This kind of work can be draining emotionally and spiritually. Being there for others makes it all the more important that the worker in this kind of role looks after themselves.

I often say to children’s and youth workers that the best thing we can offer children and young people is a healthy ‘us’. Not a perfect ‘us’, but an ‘us’ that is appropriately vulnerable, approachable and ready to listen. It is important in this role to have good support, but it is very rewarding!

You might be able to tell what is happening here. If we are making disciples and seeing children and young people reach out to their friends – with all the joys and challenges of doing life together – then we are going to find ourselves developing, hosting and running social activities right alongside everything else!

Social engagement

There is a kind of children’s and youth work that is about simply creating a fun space for children and young people to be. Light on faith development, but strong on building community and relationships.

Traditionally this might have meant routine trips to bowling alleys, ice rinks and Laser Quest, but I’d like to put a spin on that phrase ‘social engagement’. Increasingly,

I’m seeing churches pay attention to the concerns young people have about the world – food poverty, equality, racism, the climate crisis etc. 

There is something about this work that stretches across the other three areas of discipleship (“Are we good stewards?”), evangelism (“Does the church care about the issues that young people care about?”) and pastoral care (“How do we support young people’s mental health and well-being while campaigning around difficult issues?”).

We can see from exploring these for just a few minutes how broad, deep and wide ministry with children, young people and families can be.

So much to consider and prioritise!
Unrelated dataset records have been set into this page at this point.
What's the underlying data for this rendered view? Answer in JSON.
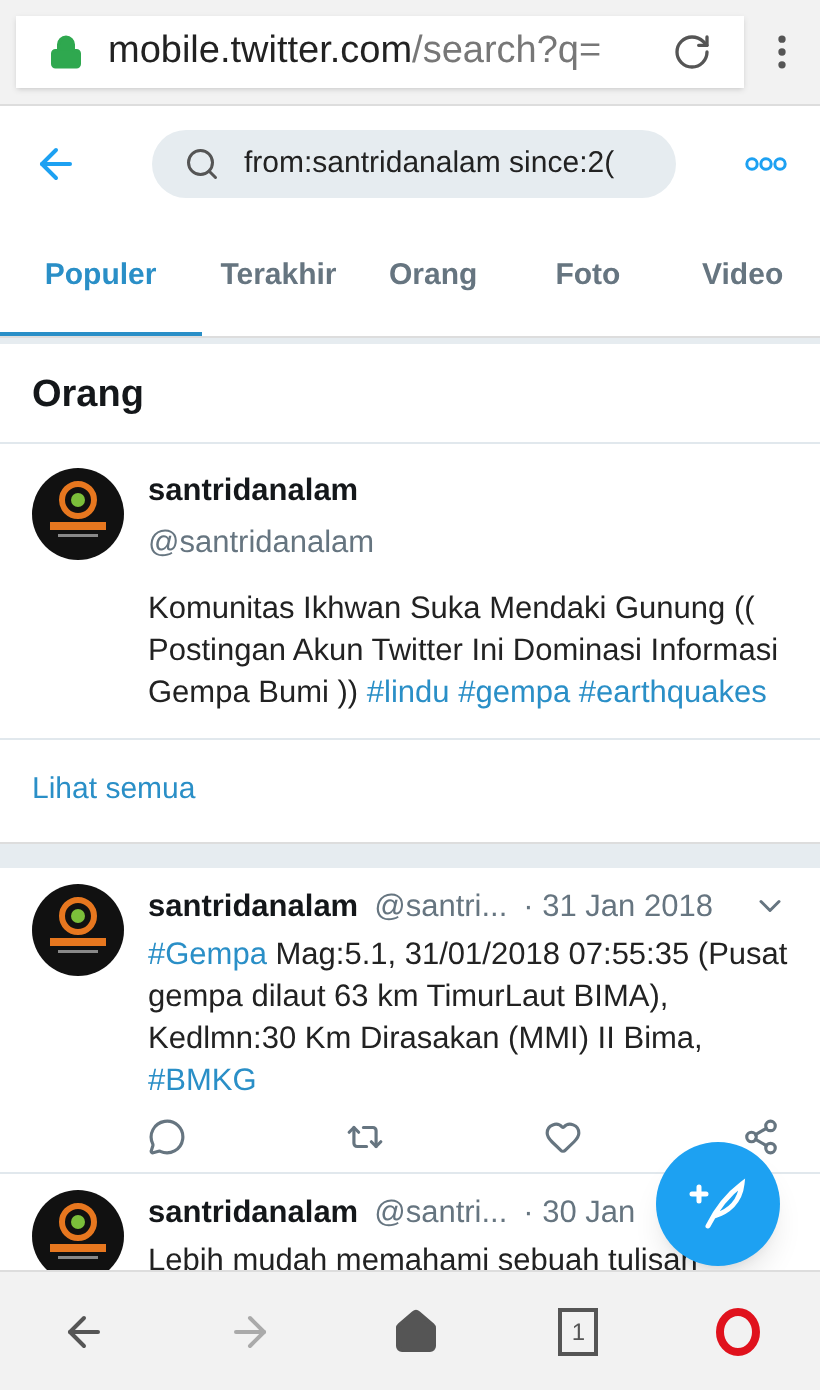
{
  "browser": {
    "url_host": "mobile.twitter.com",
    "url_path": "/search?q="
  },
  "search": {
    "value": "from:santridanalam since:2("
  },
  "tabs": [
    {
      "label": "Populer",
      "selected": true
    },
    {
      "label": "Terakhir",
      "selected": false
    },
    {
      "label": "Orang",
      "selected": false
    },
    {
      "label": "Foto",
      "selected": false
    },
    {
      "label": "Video",
      "selected": false
    }
  ],
  "people": {
    "title": "Orang",
    "users": [
      {
        "name": "santridanalam",
        "handle": "@santridanalam",
        "bio": [
          {
            "kind": "text",
            "text": "Komunitas Ikhwan Suka Mendaki Gunung (( Postingan Akun Twitter Ini Dominasi Informasi Gempa Bumi ))"
          },
          {
            "kind": "hashtag",
            "text": "#lindu"
          },
          {
            "kind": "hashtag",
            "text": "#gempa"
          },
          {
            "kind": "hashtag",
            "text": "#earthquakes"
          }
        ]
      }
    ],
    "see_all": "Lihat semua"
  },
  "tweets": [
    {
      "kind": "full",
      "name": "santridanalam",
      "handle": "@santri...",
      "date": "· 31 Jan 2018",
      "body": [
        {
          "kind": "hashtag",
          "text": "#Gempa"
        },
        {
          "kind": "text",
          "text": "Mag:5.1, 31/01/2018 07:55:35 (Pusat gempa dilaut 63 km TimurLaut BIMA), Kedlmn:30 Km Dirasakan (MMI) II Bima,"
        },
        {
          "kind": "hashtag",
          "text": "#BMKG"
        }
      ]
    },
    {
      "kind": "partial",
      "name": "santridanalam",
      "handle": "@santri...",
      "date": "· 30 Jan",
      "body": [
        {
          "kind": "text",
          "text": "Lebih mudah memahami sebuah tulisan"
        }
      ]
    }
  ],
  "bottom_nav": {
    "tab_count": "1"
  }
}
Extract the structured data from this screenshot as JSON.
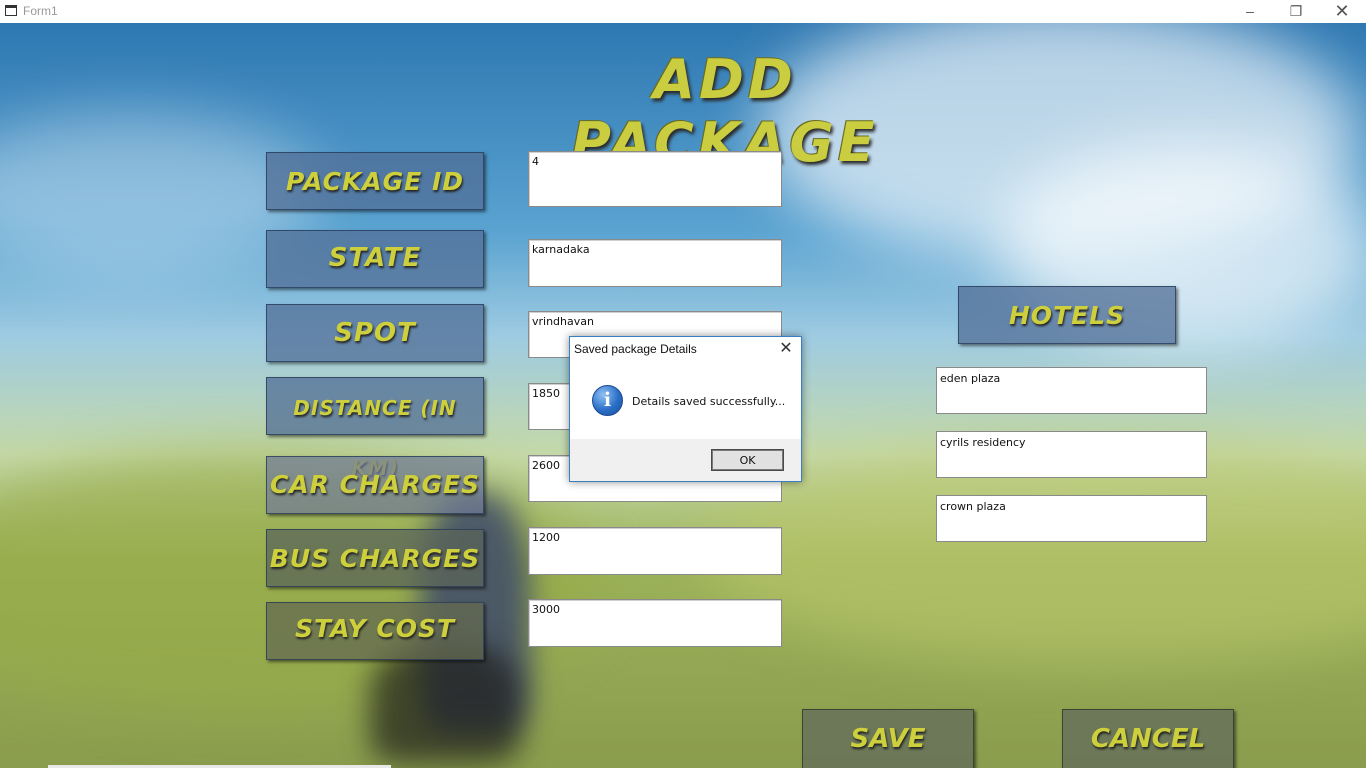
{
  "window": {
    "title": "Form1",
    "minimize": "–",
    "restore": "❐",
    "close": "✕"
  },
  "form": {
    "heading": "ADD PACKAGE",
    "labels": {
      "package_id": "PACKAGE ID",
      "state": "STATE",
      "spot": "SPOT",
      "distance": "DISTANCE (IN KM)",
      "car_charges": "CAR CHARGES",
      "bus_charges": "BUS CHARGES",
      "stay_cost": "STAY COST",
      "hotels": "HOTELS"
    },
    "values": {
      "package_id": "4",
      "state": "karnadaka",
      "spot": "vrindhavan",
      "distance": "1850",
      "car_charges": "2600",
      "bus_charges": "1200",
      "stay_cost": "3000"
    },
    "hotels": [
      "eden plaza",
      "cyrils residency",
      "crown plaza"
    ],
    "buttons": {
      "save": "SAVE",
      "cancel": "CANCEL"
    }
  },
  "dialog": {
    "title": "Saved  package Details",
    "message": "Details saved successfully...",
    "ok": "OK",
    "close": "✕",
    "icon": "info-icon"
  },
  "colors": {
    "label_text": "#cdd03c",
    "label_bg": "#506e96",
    "dialog_border": "#3c7fc0"
  }
}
Yet, there needs to be some discipline and focus – not everything can be a priority. And as I’ve mentioned, most people have a primary gifting that they need to be able to press in to in their role.

The first three tasks

Often on a job description you can see how the role is divided and what the expectations are by looking at the first three tasks listed.

Sometimes there are dozens of tasks! Don’t let that phase you; ask yourself the questions: “What is the primary role here? What is expected?”

For example, a youth worker role with an expectation of developing a relationship with a local school has a pastoral element but also potentially an evangelistic expectation.

Being really clear about what is expected and how the church anticipates you might go about starting and developing that relationship is important. But, more importantly, how are you going to work? How are you going to develop and build something well? How will you communicate your goals and objectives to your line manager?

In our hypothetical school, a starting place wouldn’t be: “Can I come in and take an assembly to tell the children about Jesus?” It might be: “Hi, I’m the new youth worker a St John’s, is there anything you need? How can I be a blessing to your school community?”

Here is how I would set out the first three tasks for this hypothetical role: 

  • Lead the youth work for the young people (aged 11 to 18) at St John’s.
  • Develop a relationship with the local secondary school.
  • Invest in the volunteer leaders of the youth work at St John’s.

You might have additional tasks, but I would argue that each of those need to serve these first three. That way you can maintain focus and keep the priorities front and centre. It can be tempting to throw in another 14 main tasks.

Yet just look at those first words of each line: ‘lead’, ‘develop’, ‘invest’. Each of those are broad in scope, meaning each can change and morph over time, which is why it is so important to focus on the ‘who’ rather than the ‘what’.